- _EXERCISE PROMPT_
Return every record below exactly as given.
(INFORMATION SHOWN Opens)
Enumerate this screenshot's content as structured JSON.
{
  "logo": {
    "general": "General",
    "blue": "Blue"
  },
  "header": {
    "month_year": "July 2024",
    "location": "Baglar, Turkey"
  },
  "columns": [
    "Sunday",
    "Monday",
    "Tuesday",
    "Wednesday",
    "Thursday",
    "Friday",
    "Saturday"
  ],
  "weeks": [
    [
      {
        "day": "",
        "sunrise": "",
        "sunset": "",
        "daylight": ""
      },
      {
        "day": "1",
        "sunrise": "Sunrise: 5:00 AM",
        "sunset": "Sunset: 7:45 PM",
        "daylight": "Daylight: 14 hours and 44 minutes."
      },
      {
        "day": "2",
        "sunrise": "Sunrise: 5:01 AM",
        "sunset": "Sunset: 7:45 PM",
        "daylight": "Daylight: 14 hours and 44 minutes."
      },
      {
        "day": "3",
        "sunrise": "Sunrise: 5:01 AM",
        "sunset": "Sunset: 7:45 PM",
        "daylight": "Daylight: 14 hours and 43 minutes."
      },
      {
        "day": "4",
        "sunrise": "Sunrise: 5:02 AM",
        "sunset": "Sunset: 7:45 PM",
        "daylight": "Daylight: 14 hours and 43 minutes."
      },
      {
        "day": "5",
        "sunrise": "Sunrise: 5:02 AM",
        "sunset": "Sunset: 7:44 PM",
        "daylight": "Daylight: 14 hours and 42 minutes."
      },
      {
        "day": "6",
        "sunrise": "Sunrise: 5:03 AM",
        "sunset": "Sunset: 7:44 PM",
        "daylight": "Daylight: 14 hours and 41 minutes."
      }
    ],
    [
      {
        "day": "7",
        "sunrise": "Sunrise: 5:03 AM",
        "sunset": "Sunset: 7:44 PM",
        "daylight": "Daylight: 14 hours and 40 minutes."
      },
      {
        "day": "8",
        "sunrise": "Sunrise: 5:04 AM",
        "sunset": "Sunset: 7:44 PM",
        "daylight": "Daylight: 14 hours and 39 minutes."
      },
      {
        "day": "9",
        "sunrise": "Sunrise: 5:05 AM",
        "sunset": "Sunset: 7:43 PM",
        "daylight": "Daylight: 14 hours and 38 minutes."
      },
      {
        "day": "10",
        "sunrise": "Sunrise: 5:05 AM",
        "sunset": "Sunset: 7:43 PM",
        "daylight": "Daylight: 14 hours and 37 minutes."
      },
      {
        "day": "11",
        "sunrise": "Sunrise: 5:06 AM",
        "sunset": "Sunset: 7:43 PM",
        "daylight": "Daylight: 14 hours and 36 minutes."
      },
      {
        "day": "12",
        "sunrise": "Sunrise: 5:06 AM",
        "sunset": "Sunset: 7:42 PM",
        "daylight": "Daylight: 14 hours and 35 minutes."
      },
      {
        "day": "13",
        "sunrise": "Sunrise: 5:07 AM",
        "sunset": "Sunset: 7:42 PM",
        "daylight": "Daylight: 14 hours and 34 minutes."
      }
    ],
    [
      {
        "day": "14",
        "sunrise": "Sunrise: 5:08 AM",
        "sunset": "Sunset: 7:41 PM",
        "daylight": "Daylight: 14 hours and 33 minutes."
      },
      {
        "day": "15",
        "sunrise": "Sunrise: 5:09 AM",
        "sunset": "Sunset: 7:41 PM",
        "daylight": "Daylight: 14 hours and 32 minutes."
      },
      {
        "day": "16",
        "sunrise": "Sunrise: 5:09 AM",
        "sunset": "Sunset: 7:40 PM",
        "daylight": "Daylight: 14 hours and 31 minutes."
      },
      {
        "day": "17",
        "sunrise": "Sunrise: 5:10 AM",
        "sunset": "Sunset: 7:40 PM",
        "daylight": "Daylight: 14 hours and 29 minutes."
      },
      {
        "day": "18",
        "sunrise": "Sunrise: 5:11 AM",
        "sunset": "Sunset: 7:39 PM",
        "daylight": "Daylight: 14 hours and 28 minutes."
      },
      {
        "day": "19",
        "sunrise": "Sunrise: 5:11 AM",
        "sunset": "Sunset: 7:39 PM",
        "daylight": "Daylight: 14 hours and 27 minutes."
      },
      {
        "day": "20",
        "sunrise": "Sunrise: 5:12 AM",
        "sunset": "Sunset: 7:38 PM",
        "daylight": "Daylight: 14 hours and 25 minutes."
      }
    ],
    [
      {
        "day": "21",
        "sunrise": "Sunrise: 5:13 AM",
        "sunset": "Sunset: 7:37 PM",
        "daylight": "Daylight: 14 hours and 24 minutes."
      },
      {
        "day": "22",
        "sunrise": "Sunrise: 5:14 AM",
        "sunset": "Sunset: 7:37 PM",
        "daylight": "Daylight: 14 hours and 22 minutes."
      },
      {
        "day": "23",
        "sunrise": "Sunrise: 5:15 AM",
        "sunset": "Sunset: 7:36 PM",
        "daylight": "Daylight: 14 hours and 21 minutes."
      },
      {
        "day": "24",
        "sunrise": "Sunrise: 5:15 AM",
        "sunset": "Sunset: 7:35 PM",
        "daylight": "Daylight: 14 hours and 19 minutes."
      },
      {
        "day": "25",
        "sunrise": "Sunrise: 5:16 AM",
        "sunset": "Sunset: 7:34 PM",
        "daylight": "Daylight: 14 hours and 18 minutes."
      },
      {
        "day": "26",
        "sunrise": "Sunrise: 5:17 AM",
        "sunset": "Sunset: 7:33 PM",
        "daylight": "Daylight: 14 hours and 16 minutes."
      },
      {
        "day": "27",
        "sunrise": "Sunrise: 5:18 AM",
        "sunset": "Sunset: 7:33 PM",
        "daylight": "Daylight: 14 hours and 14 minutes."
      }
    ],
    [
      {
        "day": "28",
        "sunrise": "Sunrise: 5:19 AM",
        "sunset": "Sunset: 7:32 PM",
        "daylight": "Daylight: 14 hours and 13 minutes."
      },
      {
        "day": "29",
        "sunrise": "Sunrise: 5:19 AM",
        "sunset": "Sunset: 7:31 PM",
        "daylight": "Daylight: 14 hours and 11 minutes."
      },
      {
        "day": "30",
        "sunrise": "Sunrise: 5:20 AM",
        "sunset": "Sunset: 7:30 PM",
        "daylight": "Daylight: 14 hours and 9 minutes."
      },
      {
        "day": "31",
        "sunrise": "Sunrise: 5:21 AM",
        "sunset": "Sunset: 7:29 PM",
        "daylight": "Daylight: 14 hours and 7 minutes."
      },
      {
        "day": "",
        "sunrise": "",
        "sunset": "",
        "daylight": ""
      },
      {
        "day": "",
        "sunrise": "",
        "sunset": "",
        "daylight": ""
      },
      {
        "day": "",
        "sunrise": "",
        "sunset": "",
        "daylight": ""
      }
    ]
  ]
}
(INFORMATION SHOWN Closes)
- _SOLUTION_
Enumerate this screenshot's content as structured JSON.
{
  "logo": {
    "general": "General",
    "blue": "Blue"
  },
  "header": {
    "month_year": "July 2024",
    "location": "Baglar, Turkey"
  },
  "columns": [
    "Sunday",
    "Monday",
    "Tuesday",
    "Wednesday",
    "Thursday",
    "Friday",
    "Saturday"
  ],
  "weeks": [
    [
      {
        "day": "",
        "sunrise": "",
        "sunset": "",
        "daylight": ""
      },
      {
        "day": "1",
        "sunrise": "Sunrise: 5:00 AM",
        "sunset": "Sunset: 7:45 PM",
        "daylight": "Daylight: 14 hours and 44 minutes."
      },
      {
        "day": "2",
        "sunrise": "Sunrise: 5:01 AM",
        "sunset": "Sunset: 7:45 PM",
        "daylight": "Daylight: 14 hours and 44 minutes."
      },
      {
        "day": "3",
        "sunrise": "Sunrise: 5:01 AM",
        "sunset": "Sunset: 7:45 PM",
        "daylight": "Daylight: 14 hours and 43 minutes."
      },
      {
        "day": "4",
        "sunrise": "Sunrise: 5:02 AM",
        "sunset": "Sunset: 7:45 PM",
        "daylight": "Daylight: 14 hours and 43 minutes."
      },
      {
        "day": "5",
        "sunrise": "Sunrise: 5:02 AM",
        "sunset": "Sunset: 7:44 PM",
        "daylight": "Daylight: 14 hours and 42 minutes."
      },
      {
        "day": "6",
        "sunrise": "Sunrise: 5:03 AM",
        "sunset": "Sunset: 7:44 PM",
        "daylight": "Daylight: 14 hours and 41 minutes."
      }
    ],
    [
      {
        "day": "7",
        "sunrise": "Sunrise: 5:03 AM",
        "sunset": "Sunset: 7:44 PM",
        "daylight": "Daylight: 14 hours and 40 minutes."
      },
      {
        "day": "8",
        "sunrise": "Sunrise: 5:04 AM",
        "sunset": "Sunset: 7:44 PM",
        "daylight": "Daylight: 14 hours and 39 minutes."
      },
      {
        "day": "9",
        "sunrise": "Sunrise: 5:05 AM",
        "sunset": "Sunset: 7:43 PM",
        "daylight": "Daylight: 14 hours and 38 minutes."
      },
      {
        "day": "10",
        "sunrise": "Sunrise: 5:05 AM",
        "sunset": "Sunset: 7:43 PM",
        "daylight": "Daylight: 14 hours and 37 minutes."
      },
      {
        "day": "11",
        "sunrise": "Sunrise: 5:06 AM",
        "sunset": "Sunset: 7:43 PM",
        "daylight": "Daylight: 14 hours and 36 minutes."
      },
      {
        "day": "12",
        "sunrise": "Sunrise: 5:06 AM",
        "sunset": "Sunset: 7:42 PM",
        "daylight": "Daylight: 14 hours and 35 minutes."
      },
      {
        "day": "13",
        "sunrise": "Sunrise: 5:07 AM",
        "sunset": "Sunset: 7:42 PM",
        "daylight": "Daylight: 14 hours and 34 minutes."
      }
    ],
    [
      {
        "day": "14",
        "sunrise": "Sunrise: 5:08 AM",
        "sunset": "Sunset: 7:41 PM",
        "daylight": "Daylight: 14 hours and 33 minutes."
      },
      {
        "day": "15",
        "sunrise": "Sunrise: 5:09 AM",
        "sunset": "Sunset: 7:41 PM",
        "daylight": "Daylight: 14 hours and 32 minutes."
      },
      {
        "day": "16",
        "sunrise": "Sunrise: 5:09 AM",
        "sunset": "Sunset: 7:40 PM",
        "daylight": "Daylight: 14 hours and 31 minutes."
      },
      {
        "day": "17",
        "sunrise": "Sunrise: 5:10 AM",
        "sunset": "Sunset: 7:40 PM",
        "daylight": "Daylight: 14 hours and 29 minutes."
      },
      {
        "day": "18",
        "sunrise": "Sunrise: 5:11 AM",
        "sunset": "Sunset: 7:39 PM",
        "daylight": "Daylight: 14 hours and 28 minutes."
      },
      {
        "day": "19",
        "sunrise": "Sunrise: 5:11 AM",
        "sunset": "Sunset: 7:39 PM",
        "daylight": "Daylight: 14 hours and 27 minutes."
      },
      {
        "day": "20",
        "sunrise": "Sunrise: 5:12 AM",
        "sunset": "Sunset: 7:38 PM",
        "daylight": "Daylight: 14 hours and 25 minutes."
      }
    ],
    [
      {
        "day": "21",
        "sunrise": "Sunrise: 5:13 AM",
        "sunset": "Sunset: 7:37 PM",
        "daylight": "Daylight: 14 hours and 24 minutes."
      },
      {
        "day": "22",
        "sunrise": "Sunrise: 5:14 AM",
        "sunset": "Sunset: 7:37 PM",
        "daylight": "Daylight: 14 hours and 22 minutes."
      },
      {
        "day": "23",
        "sunrise": "Sunrise: 5:15 AM",
        "sunset": "Sunset: 7:36 PM",
        "daylight": "Daylight: 14 hours and 21 minutes."
      },
      {
        "day": "24",
        "sunrise": "Sunrise: 5:15 AM",
        "sunset": "Sunset: 7:35 PM",
        "daylight": "Daylight: 14 hours and 19 minutes."
      },
      {
        "day": "25",
        "sunrise": "Sunrise: 5:16 AM",
        "sunset": "Sunset: 7:34 PM",
        "daylight": "Daylight: 14 hours and 18 minutes."
      },
      {
        "day": "26",
        "sunrise": "Sunrise: 5:17 AM",
        "sunset": "Sunset: 7:33 PM",
        "daylight": "Daylight: 14 hours and 16 minutes."
      },
      {
        "day": "27",
        "sunrise": "Sunrise: 5:18 AM",
        "sunset": "Sunset: 7:33 PM",
        "daylight": "Daylight: 14 hours and 14 minutes."
      }
    ],
    [
      {
        "day": "28",
        "sunrise": "Sunrise: 5:19 AM",
        "sunset": "Sunset: 7:32 PM",
        "daylight": "Daylight: 14 hours and 13 minutes."
      },
      {
        "day": "29",
        "sunrise": "Sunrise: 5:19 AM",
        "sunset": "Sunset: 7:31 PM",
        "daylight": "Daylight: 14 hours and 11 minutes."
      },
      {
        "day": "30",
        "sunrise": "Sunrise: 5:20 AM",
        "sunset": "Sunset: 7:30 PM",
        "daylight": "Daylight: 14 hours and 9 minutes."
      },
      {
        "day": "31",
        "sunrise": "Sunrise: 5:21 AM",
        "sunset": "Sunset: 7:29 PM",
        "daylight": "Daylight: 14 hours and 7 minutes."
      },
      {
        "day": "",
        "sunrise": "",
        "sunset": "",
        "daylight": ""
      },
      {
        "day": "",
        "sunrise": "",
        "sunset": "",
        "daylight": ""
      },
      {
        "day": "",
        "sunrise": "",
        "sunset": "",
        "daylight": ""
      }
    ]
  ]
}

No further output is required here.